Wood: The cost per person is $3 to $4, minus the cost of the equipment. Running the water lines can be $4 to $8 per person, depending on the size of the village.
Comment from Rebecca: I am 58 this November 5th. I have all the time in the world and am not a wealthy person.
Pauley: Rebecca, I like your comment. Not all of us have the skills to drill wells or the expertise to sit on a board of directors so I’m going to ask David to give thought to how the rest of us might support the work of nonprofits in a more general way. So stay posted and we’ll get back to you.
Comment from Chris: David, I have a passion for food, wine, travel and art - been working with arts non-profits for a while. How does one take the fun things in life and turn it into a successful second career?
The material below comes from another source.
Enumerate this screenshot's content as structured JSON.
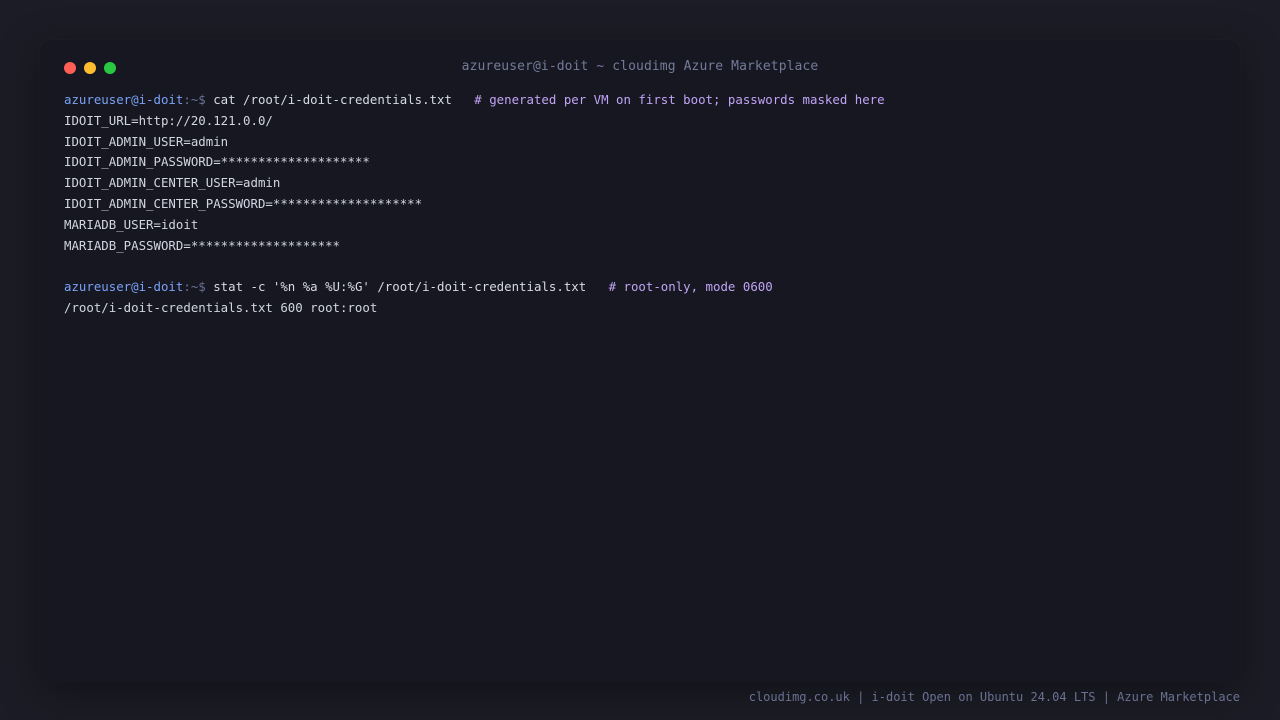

Simms: Chris, there are many nonprofits that help to connect the finer things in life - like art - to people that may not have a chance to experience them. Why don't you look for a school in your community where the kids may not have a chance to truly experience the things you love? In sharing your love of things, I'm sure you will find some teachers and kids who would benefit from your passion and wisdom.
Comment from David: I've been in television and media for over 25 years. How could I offer my help? I just recently retired.
Pauley: David, David Simms agrees with me that many nonprofits might benefit from someone who could help spread the word of an organization’s work or get the message out. He specifically mentions a group called http://www.commonsensemedia.org.
Comment from Nancy: Ken, when will your group be returning to drill?
Wood: We have a crew drilling there as we speak, and we'll go back in January to drill with a second rig.
Comment from Kate: Ken, your story was very inspiring! Thanks for all you are doing!
Comment from Maggie: How would someone who is interested in organic gardening and nutrition get the best use out of their skills?
Simms: Maggie, there is a lot of energy throughout the nonprofit sector right now on children's health and the problems of obesity. The First Lady has made this one of her key issues. Can you take your expertise in nutrition and organic gardening and connect with a nonprofit working on this issue? In Boston, there is an organization called the Food Project that ties this type of work into serving people in the inner city.